> PROBLEM DESCRIPTION: Exactly as written, give back every record below.

> DATASET:
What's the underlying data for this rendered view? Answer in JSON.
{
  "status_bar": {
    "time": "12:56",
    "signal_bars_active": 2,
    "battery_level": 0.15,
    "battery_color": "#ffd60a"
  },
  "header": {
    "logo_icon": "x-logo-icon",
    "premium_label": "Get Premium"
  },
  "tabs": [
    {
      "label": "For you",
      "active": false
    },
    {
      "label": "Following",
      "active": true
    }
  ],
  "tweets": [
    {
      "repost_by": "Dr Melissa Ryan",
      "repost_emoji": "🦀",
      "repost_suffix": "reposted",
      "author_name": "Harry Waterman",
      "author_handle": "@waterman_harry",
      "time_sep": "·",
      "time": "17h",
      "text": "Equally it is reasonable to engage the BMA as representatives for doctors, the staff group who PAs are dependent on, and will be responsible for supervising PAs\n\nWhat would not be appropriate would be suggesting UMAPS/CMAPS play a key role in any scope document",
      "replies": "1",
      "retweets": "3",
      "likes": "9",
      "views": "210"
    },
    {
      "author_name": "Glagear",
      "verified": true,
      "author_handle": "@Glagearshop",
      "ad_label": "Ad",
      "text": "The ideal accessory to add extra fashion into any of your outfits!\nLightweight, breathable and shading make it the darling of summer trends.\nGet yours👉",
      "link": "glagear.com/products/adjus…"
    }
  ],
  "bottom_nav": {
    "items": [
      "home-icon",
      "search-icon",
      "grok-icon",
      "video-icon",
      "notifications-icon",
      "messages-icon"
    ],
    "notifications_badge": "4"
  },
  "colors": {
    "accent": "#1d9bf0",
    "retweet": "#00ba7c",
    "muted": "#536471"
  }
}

> WRITTEN RESPONSE:
What's the underlying data for this rendered view? Answer in JSON.
{
  "status_bar": {
    "time": "12:56",
    "signal_bars_active": 2,
    "battery_level": 0.15,
    "battery_color": "#ffd60a"
  },
  "header": {
    "logo_icon": "x-logo-icon",
    "premium_label": "Get Premium"
  },
  "tabs": [
    {
      "label": "For you",
      "active": false
    },
    {
      "label": "Following",
      "active": true
    }
  ],
  "tweets": [
    {
      "repost_by": "Dr Melissa Ryan",
      "repost_emoji": "🦀",
      "repost_suffix": "reposted",
      "author_name": "Harry Waterman",
      "author_handle": "@waterman_harry",
      "time_sep": "·",
      "time": "17h",
      "text": "Equally it is reasonable to engage the BMA as representatives for doctors, the staff group who PAs are dependent on, and will be responsible for supervising PAs\n\nWhat would not be appropriate would be suggesting UMAPS/CMAPS play a key role in any scope document",
      "replies": "1",
      "retweets": "3",
      "likes": "9",
      "views": "210"
    },
    {
      "author_name": "Glagear",
      "verified": true,
      "author_handle": "@Glagearshop",
      "ad_label": "Ad",
      "text": "The ideal accessory to add extra fashion into any of your outfits!\nLightweight, breathable and shading make it the darling of summer trends.\nGet yours👉",
      "link": "glagear.com/products/adjus…"
    }
  ],
  "bottom_nav": {
    "items": [
      "home-icon",
      "search-icon",
      "grok-icon",
      "video-icon",
      "notifications-icon",
      "messages-icon"
    ],
    "notifications_badge": "4"
  },
  "colors": {
    "accent": "#1d9bf0",
    "retweet": "#00ba7c",
    "muted": "#536471"
  }
}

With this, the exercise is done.